Extreme Networks announced plans to acquire Aerohive, which has most of its revenues in Enterprise WLAN. The deal was a surprise, as evidenced by the 40% price premium paid on on HIVE. After this deal closes, Extreme's WLAN business will be the combination of three WLAN businesses - the traditional WLAN business from Enterasys (Ottawa based team), the Motorola Wireless WLAN business (acquired by Zebra, then sold to Extreme) and Aerohive. Each of these three businesses had strengths, for instance, the Ottawa team had designed a product line that had high performance in crowded venues - Extreme has enjoyed a long relationship with the NFV; the Motorola team had designed systems that were effective in retail and logistics (as a consequence of Motorola's ownership of Symbol Tech, a bar code scanner company); and Aerohive, which was as of 1Q19 the #2 revenue player in cloud-managed WLAN services and with a strong presence in the US K-12 vertical. While there is certainly some risk that Extreme does not integrate the Aerohive business effectively, there are some interesting aspects to this deal.
#1: Aerohive's cloud-managed WLAN services is a significant player in the market. We expect many small and medium businesses will adopt cloud-managed WLAN, and Extreme had a less mature offering here. We see this as the primary benefit of the Aerohive acquisition.
#2: Aerohive's vertical market exposure in US K-12 (education) market and the managed care part of the health care industry are a nice addition to Extreme. These markets are additive.
#3: Aerohive had a SD-WAN product that while not a big revenue generator will be important for Extreme in selling to small and medium sized businesses. We expect the SMEs and branch offices will be upgrading using a SD-Branch approach, where upgrades to WLAN, switching and SD-WAN will be done at once. Extreme had a hole here and Aerohive fills it.
#4: Aerohive had a new product, A3, which we categorized as Enhanced Network Access Control. The front end of this product is very modern. Extreme also had its own NAC product. Our hunch is the company will merge the two, taking the best of both. We see larger enterprises as demanding this type of support.
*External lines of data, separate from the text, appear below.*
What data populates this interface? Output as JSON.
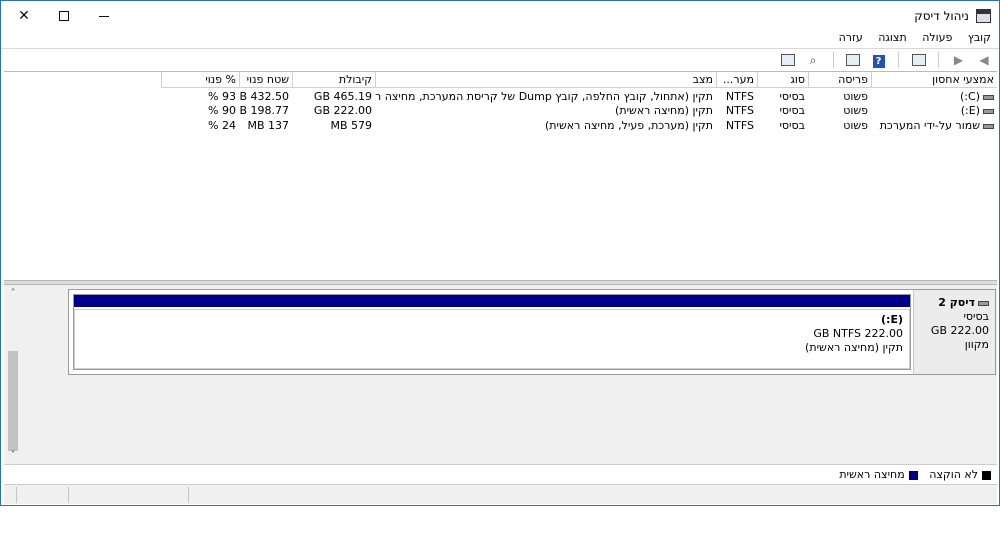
{
  "window": {
    "title": "ניהול דיסק"
  },
  "menubar": [
    "קובץ",
    "פעולה",
    "תצוגה",
    "עזרה"
  ],
  "columns": [
    "אמצעי אחסון",
    "פריסה",
    "סוג",
    "מער...",
    "מצב",
    "קיבולת",
    "שטח פנוי",
    "% פנוי"
  ],
  "volumes": [
    {
      "name": "(C:)",
      "layout": "פשוט",
      "type": "בסיסי",
      "fs": "NTFS",
      "status": "תקין (אתחול, קובץ החלפה, קובץ Dump של קריסת המערכת, מחיצה ראשית)",
      "capacity": "465.19 GB",
      "free": "432.50 GB",
      "pct": "93 %"
    },
    {
      "name": "(E:)",
      "layout": "פשוט",
      "type": "בסיסי",
      "fs": "NTFS",
      "status": "תקין (מחיצה ראשית)",
      "capacity": "222.00 GB",
      "free": "198.77 GB",
      "pct": "90 %"
    },
    {
      "name": "שמור על-ידי המערכת",
      "layout": "פשוט",
      "type": "בסיסי",
      "fs": "NTFS",
      "status": "תקין (מערכת, פעיל, מחיצה ראשית)",
      "capacity": "579 MB",
      "free": "137 MB",
      "pct": "24 %"
    }
  ],
  "disk": {
    "name": "דיסק 2",
    "type": "בסיסי",
    "size": "222.00 GB",
    "state": "מקוון",
    "partition": {
      "name": "(E:)",
      "size_fs": "222.00 GB NTFS",
      "status": "תקין (מחיצה ראשית)"
    }
  },
  "legend": [
    {
      "label": "לא הוקצה",
      "color": "#000000"
    },
    {
      "label": "מחיצה ראשית",
      "color": "#00008b"
    }
  ]
}
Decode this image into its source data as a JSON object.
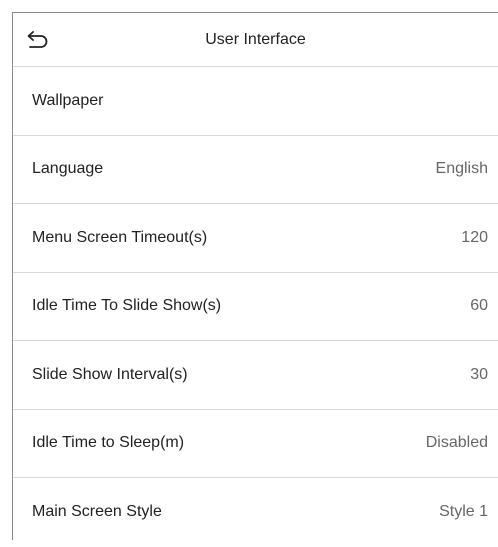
{
  "header": {
    "title": "User Interface",
    "back_icon": "back-arrow-icon"
  },
  "items": [
    {
      "label": "Wallpaper",
      "value": ""
    },
    {
      "label": "Language",
      "value": "English"
    },
    {
      "label": "Menu Screen Timeout(s)",
      "value": "120"
    },
    {
      "label": "Idle Time To Slide Show(s)",
      "value": "60"
    },
    {
      "label": "Slide Show Interval(s)",
      "value": "30"
    },
    {
      "label": "Idle Time to Sleep(m)",
      "value": "Disabled"
    },
    {
      "label": "Main Screen Style",
      "value": "Style 1"
    }
  ],
  "colors": {
    "text": "#222222",
    "value_text": "#666666",
    "divider": "#d8d8d8",
    "frame": "#8a8a8a"
  }
}
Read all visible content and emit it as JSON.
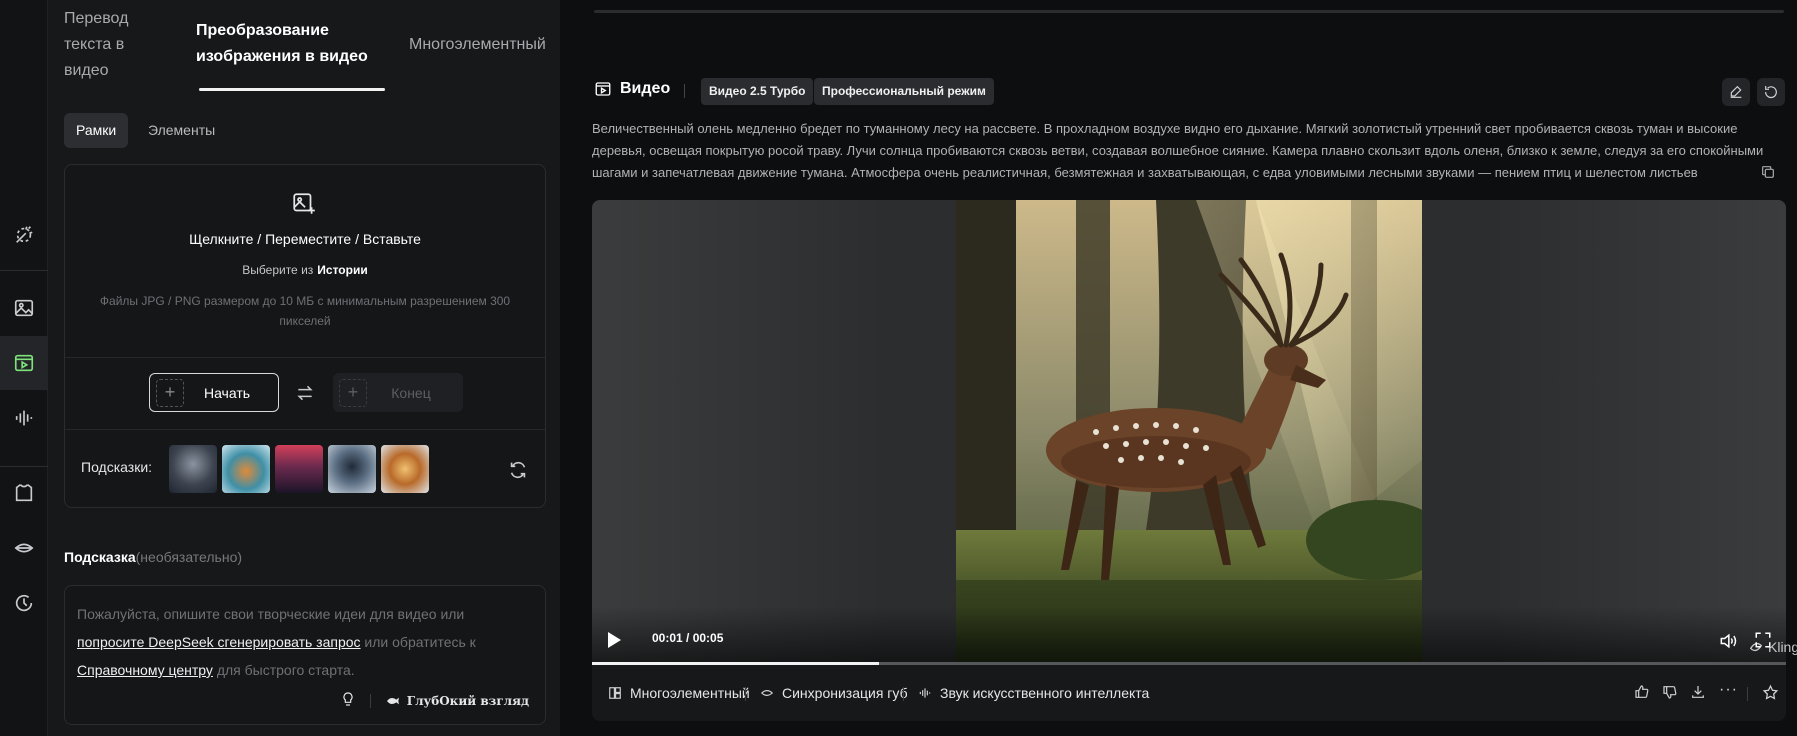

HPE Aruba sells its Clearpass product in a wireless+wired+ENAC bundle to larger sized business, just as Cisco sells its ISE and wireless+wired bundle.
#5: Aerohive has 802.11ax products. We expect that increasingly, as customers adopt 802.11ax, with its expected throughput under high loads exceeding 1 Gb/sec, this will drive an upgrade cycle to switches with MultiGigabit support. Extreme cited "cross selling" in its announcement of this deal, and we agree that customers in the 802.11ax world will be increasingly buying new switches when they adopt new wireless.
This deal was a surprise because Extreme already has WLAN in its portfolio, but if Extreme executes on this business transaction effectively, it can solidify its position in the mid-market by offering cloud services and SD-WAN (through a SD-Branch bundle) and potentially move both up market (with ENAC) and if it choses, downmarket by maintaining a business practice that Aerohive rolled out well over a year ago that can be described as a "freemium" model for its cloud-managed WLAN services.